Views of Barbara Walters

The pioneering broadcaster, who leaves "The View" this week, blazed trails through the intersection of celebrity and journalism.

View Comments ()
|
Email
|
Print

    NEWSLETTERS

    During Barbara Walters' recent surprise "Saturday Night Live" appearance, "Weekend Update" phony newswoman Cecily Strong declared the real newswoman a “personal inspiration.”

    “Cecily, I’m a serious person,” Walters said. “I’m not some fake anchor like you or Colin (Jost).” 

    “Oh, but you’re a co-host on ‘The View,’” Strong replied.

    “That’s a fair point, yeah,” Walters conceded.

    The comedy bit, which came as the 84-year-old broadcaster prepared to leave “The View” this week and go into semi-retirement, underscored Walters’ place as a transformative TV force who blazed trails through the intersection of celebrity and journalism. Her self-effacing comedy cameo on “SNL” also offered us yet another view of Walters, who has played various roles during her six-decade career.

    There is, of course, Barbara Walters the journalist, who rose to fame on “Today” in the 1960s, became the first woman to co-anchor a national newscast in the 1970s, hosted ABC’s “20/20” for 20 years – interviewing history-altering figures from Richard Nixon to Fidel Castro, along the way.

    Then there's the Oscars night Barbara Walters, who for years opened for the big show with sitdowns with celebrities, getting them to shed tears long before Oprah Winfrey started handing out tissues.

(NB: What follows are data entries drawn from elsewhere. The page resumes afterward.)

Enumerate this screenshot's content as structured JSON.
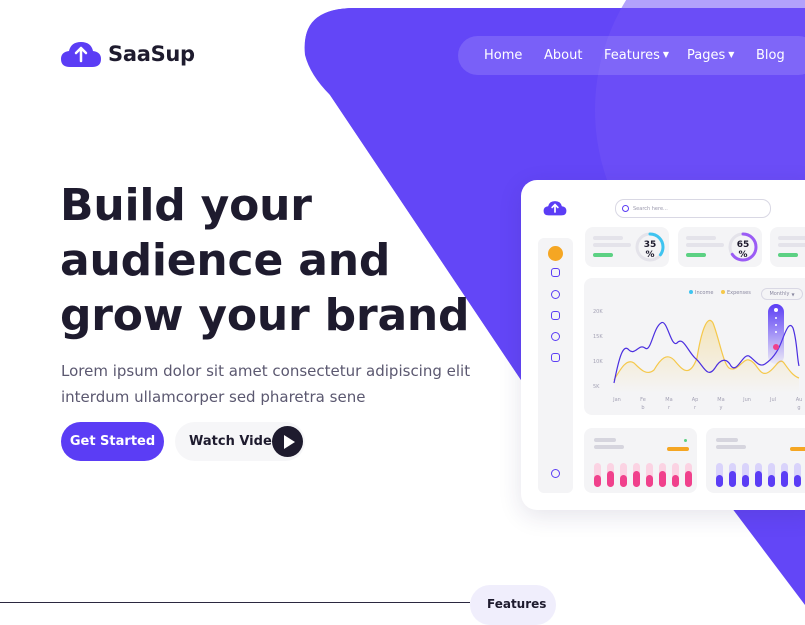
{
  "brand": {
    "name": "SaaSup"
  },
  "nav": {
    "items": [
      {
        "label": "Home"
      },
      {
        "label": "About"
      },
      {
        "label": "Features",
        "dropdown": true
      },
      {
        "label": "Pages",
        "dropdown": true
      },
      {
        "label": "Blog"
      }
    ]
  },
  "hero": {
    "title_lines": [
      "Build your",
      "audience and",
      "grow your brand"
    ],
    "text_lines": [
      "Lorem ipsum dolor sit amet consectetur adipiscing elit",
      "interdum ullamcorper sed pharetra sene"
    ],
    "primary_button": "Get Started",
    "secondary_button": "Watch Video"
  },
  "dashboard": {
    "search_placeholder": "Search here...",
    "stats": [
      {
        "value": "35",
        "unit": "%",
        "progress": 0.35,
        "color": "#3fc4f0"
      },
      {
        "value": "65",
        "unit": "%",
        "progress": 0.65,
        "color": "#9b5cf5"
      }
    ],
    "legend": {
      "income": "Income",
      "expenses": "Expenses",
      "period": "Monthly"
    },
    "yticks": [
      "20K",
      "15K",
      "10K",
      "5K"
    ],
    "months": [
      {
        "top": "Jan",
        "bottom": ""
      },
      {
        "top": "Fe",
        "bottom": "b"
      },
      {
        "top": "Ma",
        "bottom": "r"
      },
      {
        "top": "Ap",
        "bottom": "r"
      },
      {
        "top": "Ma",
        "bottom": "y"
      },
      {
        "top": "Jun",
        "bottom": ""
      },
      {
        "top": "Jul",
        "bottom": ""
      },
      {
        "top": "Au",
        "bottom": "g"
      }
    ],
    "colors": {
      "primary": "#5b3df5",
      "accent": "#f5a623",
      "pink": "#f0418c",
      "green": "#5cd183"
    }
  },
  "bottom_pill": {
    "label": "Features"
  }
}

    There’s also the Barbara Walters whose annual “Most Fascinating People” specials featured folks ranging from Mother Teresa to Kim Kardashian, reflecting – or perhaps influencing – changing conceptions of celebrity. Walters, who in 1977 famously got Egyptian leader Anwar Al Sadat and Menachem Begin to agree to a joint interview, most recently chatted on TV with V. Stiviano, the visor-favoring woman at the center of the Donald Sterling scandal.

    Then there’s the Barbara Walters of “The View,” whose 1997 debut remade daytime TV with a group-talk format that helped spawn everything from “The Talk” to Kathie Lee Gifford and Hoda Kotb’s fourth hour of “Today.”

    Even as Walters, for better or worse, has blurred lines of between news and entertainment, and journalist and celebrity, there’s no doubt she leaves daily TV life at age 84 a star. She’s also a pop culture icon: Clips shown on “Weekend Update” Saturday of her “SNL” mimics from Gilda Radner (“I’m Baba Wawa”) to Cheri Oteri to Rachel Dratch to Naseem Pedrad highlighted Walters’ distinction as longest-running parody target in the show’s nearly 40-year history.

    As Walters gets ready to take two very different victory laps Friday, with her final appearance on “The View” and a two-hour, primetime career retrospective on ABC, check out her imitation of herself on “SNL”:

     

    Jere Hester is founding director of the award-winning, multi-media NYCity News Service at the City University of New York Graduate School of Journalism. He is also the author of "Raising a Beatle Baby: How John, Paul, George and Ringo Helped us Come Together as a Family." Follow him on Twitter.